Tumor necrosis factor–related apoptosis-inducing ligand (TRAIL) binds to death receptors 4/5 and selectively induces caspase-dependent apoptosis. The RNA interference screening approach has led to the discovery and characterization of several TRAIL pathway components in human cells. Here, libraries of synthetic small interfering RNA (siRNA) and microRNAs (miRNA) were used to probe the TRAIL pathway. In addition to known genes, siRNAs targeting CDK4, PTGS1, ALG2, CLCN3, IRAK4, and MAP3K8 altered TRAIL-induced caspase-3 activation responses. Introduction of the miRNAs let-7c, mir-10a, mir-144, mir-150, mir-155, and mir-193 also affected the activation of the caspase cascade. Putative targets of these endogenous miRNAs included genes encoding death receptors, caspases, and other apoptosis-related genes. Among the novel genes revealed in the screen, CDK4 was selected for further characterization.

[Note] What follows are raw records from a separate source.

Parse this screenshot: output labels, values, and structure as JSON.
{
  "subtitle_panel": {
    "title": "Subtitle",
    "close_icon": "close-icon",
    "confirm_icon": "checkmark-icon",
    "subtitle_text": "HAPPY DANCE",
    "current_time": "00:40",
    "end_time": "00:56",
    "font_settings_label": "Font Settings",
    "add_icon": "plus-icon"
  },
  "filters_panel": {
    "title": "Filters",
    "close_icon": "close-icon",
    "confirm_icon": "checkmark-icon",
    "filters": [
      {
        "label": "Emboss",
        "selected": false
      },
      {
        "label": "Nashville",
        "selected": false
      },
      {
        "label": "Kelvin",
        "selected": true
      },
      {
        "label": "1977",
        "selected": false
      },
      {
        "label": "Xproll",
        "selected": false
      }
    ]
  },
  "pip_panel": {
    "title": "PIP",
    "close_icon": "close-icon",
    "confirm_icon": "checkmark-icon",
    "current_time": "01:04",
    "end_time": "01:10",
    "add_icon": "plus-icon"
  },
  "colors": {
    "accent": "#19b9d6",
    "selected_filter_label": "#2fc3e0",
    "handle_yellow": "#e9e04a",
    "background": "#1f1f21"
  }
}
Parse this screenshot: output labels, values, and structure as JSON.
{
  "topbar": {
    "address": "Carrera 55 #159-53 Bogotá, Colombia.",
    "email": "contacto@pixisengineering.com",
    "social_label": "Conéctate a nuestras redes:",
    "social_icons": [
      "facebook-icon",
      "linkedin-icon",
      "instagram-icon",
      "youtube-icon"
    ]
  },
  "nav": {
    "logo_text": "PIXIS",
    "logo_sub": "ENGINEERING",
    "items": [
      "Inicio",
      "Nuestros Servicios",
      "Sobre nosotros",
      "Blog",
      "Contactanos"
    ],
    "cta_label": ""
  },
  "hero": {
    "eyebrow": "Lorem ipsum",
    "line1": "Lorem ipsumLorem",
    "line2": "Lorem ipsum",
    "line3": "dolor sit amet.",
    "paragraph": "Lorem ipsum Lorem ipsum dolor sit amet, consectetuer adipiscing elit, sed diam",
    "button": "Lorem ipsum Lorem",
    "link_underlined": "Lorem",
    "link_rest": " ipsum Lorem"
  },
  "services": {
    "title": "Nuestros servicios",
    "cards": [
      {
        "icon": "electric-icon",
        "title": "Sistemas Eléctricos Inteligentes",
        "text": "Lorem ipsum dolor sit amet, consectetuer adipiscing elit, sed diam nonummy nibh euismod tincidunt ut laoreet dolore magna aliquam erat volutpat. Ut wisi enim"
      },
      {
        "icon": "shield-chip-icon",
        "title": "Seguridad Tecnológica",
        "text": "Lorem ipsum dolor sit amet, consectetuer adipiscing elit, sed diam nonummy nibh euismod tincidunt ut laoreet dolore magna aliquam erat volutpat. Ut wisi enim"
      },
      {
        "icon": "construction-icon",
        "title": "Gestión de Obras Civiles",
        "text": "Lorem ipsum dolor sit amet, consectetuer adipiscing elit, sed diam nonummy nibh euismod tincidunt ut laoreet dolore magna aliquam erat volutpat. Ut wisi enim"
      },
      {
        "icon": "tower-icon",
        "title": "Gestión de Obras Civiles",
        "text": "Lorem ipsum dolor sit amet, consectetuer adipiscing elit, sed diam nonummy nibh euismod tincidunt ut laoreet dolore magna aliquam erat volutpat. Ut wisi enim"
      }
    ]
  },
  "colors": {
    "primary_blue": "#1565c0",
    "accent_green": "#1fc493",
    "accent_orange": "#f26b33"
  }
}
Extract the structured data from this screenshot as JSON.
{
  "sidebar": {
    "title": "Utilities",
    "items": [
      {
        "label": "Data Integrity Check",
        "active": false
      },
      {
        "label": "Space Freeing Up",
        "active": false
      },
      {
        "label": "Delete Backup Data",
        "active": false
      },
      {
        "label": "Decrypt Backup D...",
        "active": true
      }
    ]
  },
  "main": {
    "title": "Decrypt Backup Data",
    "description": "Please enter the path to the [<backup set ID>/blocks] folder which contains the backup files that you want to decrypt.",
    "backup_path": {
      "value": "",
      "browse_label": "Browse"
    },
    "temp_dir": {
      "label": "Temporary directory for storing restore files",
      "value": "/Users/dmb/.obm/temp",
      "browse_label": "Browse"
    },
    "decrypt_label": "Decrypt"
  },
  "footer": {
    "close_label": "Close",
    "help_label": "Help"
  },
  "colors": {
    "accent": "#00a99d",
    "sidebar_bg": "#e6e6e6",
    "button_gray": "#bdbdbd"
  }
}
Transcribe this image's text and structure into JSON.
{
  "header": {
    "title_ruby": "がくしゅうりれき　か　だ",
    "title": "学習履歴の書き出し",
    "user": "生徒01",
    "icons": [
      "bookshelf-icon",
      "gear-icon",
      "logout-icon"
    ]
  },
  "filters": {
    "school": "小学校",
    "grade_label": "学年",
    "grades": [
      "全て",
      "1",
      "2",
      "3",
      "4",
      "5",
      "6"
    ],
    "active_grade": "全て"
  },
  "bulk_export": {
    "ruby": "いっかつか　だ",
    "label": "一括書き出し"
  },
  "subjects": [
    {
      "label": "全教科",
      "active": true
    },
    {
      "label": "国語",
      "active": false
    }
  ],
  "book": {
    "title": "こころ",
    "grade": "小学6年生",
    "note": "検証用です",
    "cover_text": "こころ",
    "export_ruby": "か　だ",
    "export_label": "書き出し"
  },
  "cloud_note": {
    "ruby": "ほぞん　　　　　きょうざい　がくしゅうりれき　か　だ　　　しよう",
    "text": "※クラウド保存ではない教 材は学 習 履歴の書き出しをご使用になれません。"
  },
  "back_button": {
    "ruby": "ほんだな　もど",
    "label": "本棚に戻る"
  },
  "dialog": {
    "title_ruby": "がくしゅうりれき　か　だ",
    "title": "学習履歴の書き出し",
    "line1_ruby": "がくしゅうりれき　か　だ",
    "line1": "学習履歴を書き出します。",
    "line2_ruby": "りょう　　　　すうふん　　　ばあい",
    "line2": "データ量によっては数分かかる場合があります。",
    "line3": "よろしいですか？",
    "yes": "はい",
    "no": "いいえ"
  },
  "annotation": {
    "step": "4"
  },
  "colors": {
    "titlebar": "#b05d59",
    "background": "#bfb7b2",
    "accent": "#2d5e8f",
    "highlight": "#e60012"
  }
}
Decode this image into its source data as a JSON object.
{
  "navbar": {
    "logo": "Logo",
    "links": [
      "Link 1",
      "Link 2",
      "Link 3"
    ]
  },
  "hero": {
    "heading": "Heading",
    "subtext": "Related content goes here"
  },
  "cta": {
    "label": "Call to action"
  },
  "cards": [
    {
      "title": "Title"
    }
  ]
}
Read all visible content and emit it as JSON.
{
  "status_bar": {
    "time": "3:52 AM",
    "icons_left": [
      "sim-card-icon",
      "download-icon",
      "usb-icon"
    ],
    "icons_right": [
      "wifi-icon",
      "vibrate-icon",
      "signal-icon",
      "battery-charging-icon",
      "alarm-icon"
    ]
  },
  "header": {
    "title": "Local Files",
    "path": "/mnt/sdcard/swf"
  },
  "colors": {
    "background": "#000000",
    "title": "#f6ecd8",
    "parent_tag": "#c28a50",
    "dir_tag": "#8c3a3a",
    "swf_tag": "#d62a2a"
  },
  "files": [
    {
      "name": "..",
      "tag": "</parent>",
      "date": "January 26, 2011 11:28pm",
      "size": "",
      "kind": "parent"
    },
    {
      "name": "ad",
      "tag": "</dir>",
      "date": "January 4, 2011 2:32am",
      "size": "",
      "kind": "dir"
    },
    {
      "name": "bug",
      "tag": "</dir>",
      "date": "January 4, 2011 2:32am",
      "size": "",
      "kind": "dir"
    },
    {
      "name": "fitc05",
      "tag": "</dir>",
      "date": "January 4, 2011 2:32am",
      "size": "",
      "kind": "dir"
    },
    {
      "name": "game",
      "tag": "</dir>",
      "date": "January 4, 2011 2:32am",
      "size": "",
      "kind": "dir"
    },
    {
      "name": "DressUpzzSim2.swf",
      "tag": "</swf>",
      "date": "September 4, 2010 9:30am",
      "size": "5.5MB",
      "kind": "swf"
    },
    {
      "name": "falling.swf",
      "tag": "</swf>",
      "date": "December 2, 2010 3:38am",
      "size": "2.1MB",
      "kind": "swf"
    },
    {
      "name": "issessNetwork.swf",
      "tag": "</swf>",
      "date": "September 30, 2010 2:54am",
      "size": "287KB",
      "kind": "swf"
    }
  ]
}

CDK4 was the only member of the cyclin-dependent kinase gene family that bore a unique function in apoptotic signal transduction. [Cancer Res 2007;67(22):10782–8]
- Gene Expression, Chromatin Regulation, and Oncogenomics
- Cell Death and Senescence
- CELLULAR, MOLECULAR, AND TUMOR BIOLOGY
- Cell Growth/Signaling Pathways
- Silencing and reactivation of gene expression
Note: Supplementary data for this article are available at Cancer Research Online (http://cancerres.aacrjournals.org/).
- Received April 24, 2007.
- Revision received August 15, 2007.
- Accepted September 21, 2007.
- ©2007 American Association for Cancer Research.